> **Problem description**
Please repeat the entries word for word and keep the images out.

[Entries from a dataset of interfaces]

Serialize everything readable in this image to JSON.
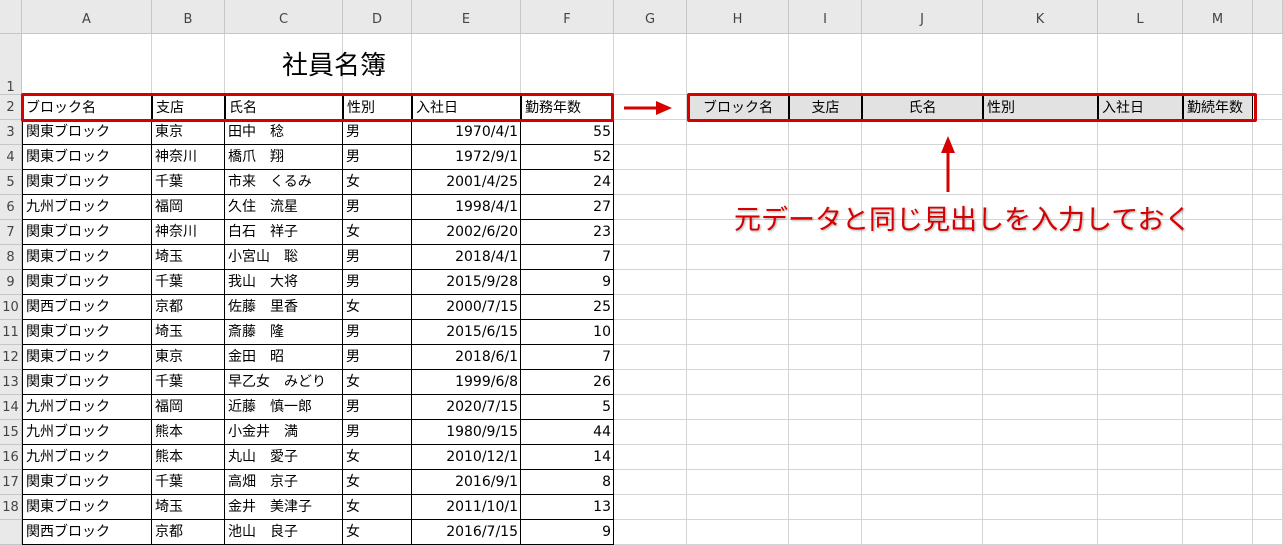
{
  "columns": [
    "A",
    "B",
    "C",
    "D",
    "E",
    "F",
    "G",
    "H",
    "I",
    "J",
    "K",
    "L",
    "M"
  ],
  "rows": [
    "1",
    "2",
    "3",
    "4",
    "5",
    "6",
    "7",
    "8",
    "9",
    "10",
    "11",
    "12",
    "13",
    "14",
    "15",
    "16",
    "17",
    "18",
    ""
  ],
  "title": "社員名簿",
  "source_headers": [
    "ブロック名",
    "支店",
    "氏名",
    "性別",
    "入社日",
    "勤務年数"
  ],
  "target_headers": [
    "ブロック名",
    "支店",
    "氏名",
    "性別",
    "入社日",
    "勤続年数"
  ],
  "records": [
    [
      "関東ブロック",
      "東京",
      "田中　稔",
      "男",
      "1970/4/1",
      "55"
    ],
    [
      "関東ブロック",
      "神奈川",
      "橋爪　翔",
      "男",
      "1972/9/1",
      "52"
    ],
    [
      "関東ブロック",
      "千葉",
      "市来　くるみ",
      "女",
      "2001/4/25",
      "24"
    ],
    [
      "九州ブロック",
      "福岡",
      "久住　流星",
      "男",
      "1998/4/1",
      "27"
    ],
    [
      "関東ブロック",
      "神奈川",
      "白石　祥子",
      "女",
      "2002/6/20",
      "23"
    ],
    [
      "関東ブロック",
      "埼玉",
      "小宮山　聡",
      "男",
      "2018/4/1",
      "7"
    ],
    [
      "関東ブロック",
      "千葉",
      "我山　大将",
      "男",
      "2015/9/28",
      "9"
    ],
    [
      "関西ブロック",
      "京都",
      "佐藤　里香",
      "女",
      "2000/7/15",
      "25"
    ],
    [
      "関東ブロック",
      "埼玉",
      "斎藤　隆",
      "男",
      "2015/6/15",
      "10"
    ],
    [
      "関東ブロック",
      "東京",
      "金田　昭",
      "男",
      "2018/6/1",
      "7"
    ],
    [
      "関東ブロック",
      "千葉",
      "早乙女　みどり",
      "女",
      "1999/6/8",
      "26"
    ],
    [
      "九州ブロック",
      "福岡",
      "近藤　慎一郎",
      "男",
      "2020/7/15",
      "5"
    ],
    [
      "九州ブロック",
      "熊本",
      "小金井　満",
      "男",
      "1980/9/15",
      "44"
    ],
    [
      "九州ブロック",
      "熊本",
      "丸山　愛子",
      "女",
      "2010/12/1",
      "14"
    ],
    [
      "関東ブロック",
      "千葉",
      "高畑　京子",
      "女",
      "2016/9/1",
      "8"
    ],
    [
      "関東ブロック",
      "埼玉",
      "金井　美津子",
      "女",
      "2011/10/1",
      "13"
    ],
    [
      "関西ブロック",
      "京都",
      "池山　良子",
      "女",
      "2016/7/15",
      "9"
    ]
  ],
  "annotation": "元データと同じ見出しを入力しておく",
  "accent_color": "#d60000"
}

> **Task solution**
Serialize everything readable in this image to JSON.
{
  "columns": [
    "A",
    "B",
    "C",
    "D",
    "E",
    "F",
    "G",
    "H",
    "I",
    "J",
    "K",
    "L",
    "M"
  ],
  "rows": [
    "1",
    "2",
    "3",
    "4",
    "5",
    "6",
    "7",
    "8",
    "9",
    "10",
    "11",
    "12",
    "13",
    "14",
    "15",
    "16",
    "17",
    "18",
    ""
  ],
  "title": "社員名簿",
  "source_headers": [
    "ブロック名",
    "支店",
    "氏名",
    "性別",
    "入社日",
    "勤務年数"
  ],
  "target_headers": [
    "ブロック名",
    "支店",
    "氏名",
    "性別",
    "入社日",
    "勤続年数"
  ],
  "records": [
    [
      "関東ブロック",
      "東京",
      "田中　稔",
      "男",
      "1970/4/1",
      "55"
    ],
    [
      "関東ブロック",
      "神奈川",
      "橋爪　翔",
      "男",
      "1972/9/1",
      "52"
    ],
    [
      "関東ブロック",
      "千葉",
      "市来　くるみ",
      "女",
      "2001/4/25",
      "24"
    ],
    [
      "九州ブロック",
      "福岡",
      "久住　流星",
      "男",
      "1998/4/1",
      "27"
    ],
    [
      "関東ブロック",
      "神奈川",
      "白石　祥子",
      "女",
      "2002/6/20",
      "23"
    ],
    [
      "関東ブロック",
      "埼玉",
      "小宮山　聡",
      "男",
      "2018/4/1",
      "7"
    ],
    [
      "関東ブロック",
      "千葉",
      "我山　大将",
      "男",
      "2015/9/28",
      "9"
    ],
    [
      "関西ブロック",
      "京都",
      "佐藤　里香",
      "女",
      "2000/7/15",
      "25"
    ],
    [
      "関東ブロック",
      "埼玉",
      "斎藤　隆",
      "男",
      "2015/6/15",
      "10"
    ],
    [
      "関東ブロック",
      "東京",
      "金田　昭",
      "男",
      "2018/6/1",
      "7"
    ],
    [
      "関東ブロック",
      "千葉",
      "早乙女　みどり",
      "女",
      "1999/6/8",
      "26"
    ],
    [
      "九州ブロック",
      "福岡",
      "近藤　慎一郎",
      "男",
      "2020/7/15",
      "5"
    ],
    [
      "九州ブロック",
      "熊本",
      "小金井　満",
      "男",
      "1980/9/15",
      "44"
    ],
    [
      "九州ブロック",
      "熊本",
      "丸山　愛子",
      "女",
      "2010/12/1",
      "14"
    ],
    [
      "関東ブロック",
      "千葉",
      "高畑　京子",
      "女",
      "2016/9/1",
      "8"
    ],
    [
      "関東ブロック",
      "埼玉",
      "金井　美津子",
      "女",
      "2011/10/1",
      "13"
    ],
    [
      "関西ブロック",
      "京都",
      "池山　良子",
      "女",
      "2016/7/15",
      "9"
    ]
  ],
  "annotation": "元データと同じ見出しを入力しておく",
  "accent_color": "#d60000"
}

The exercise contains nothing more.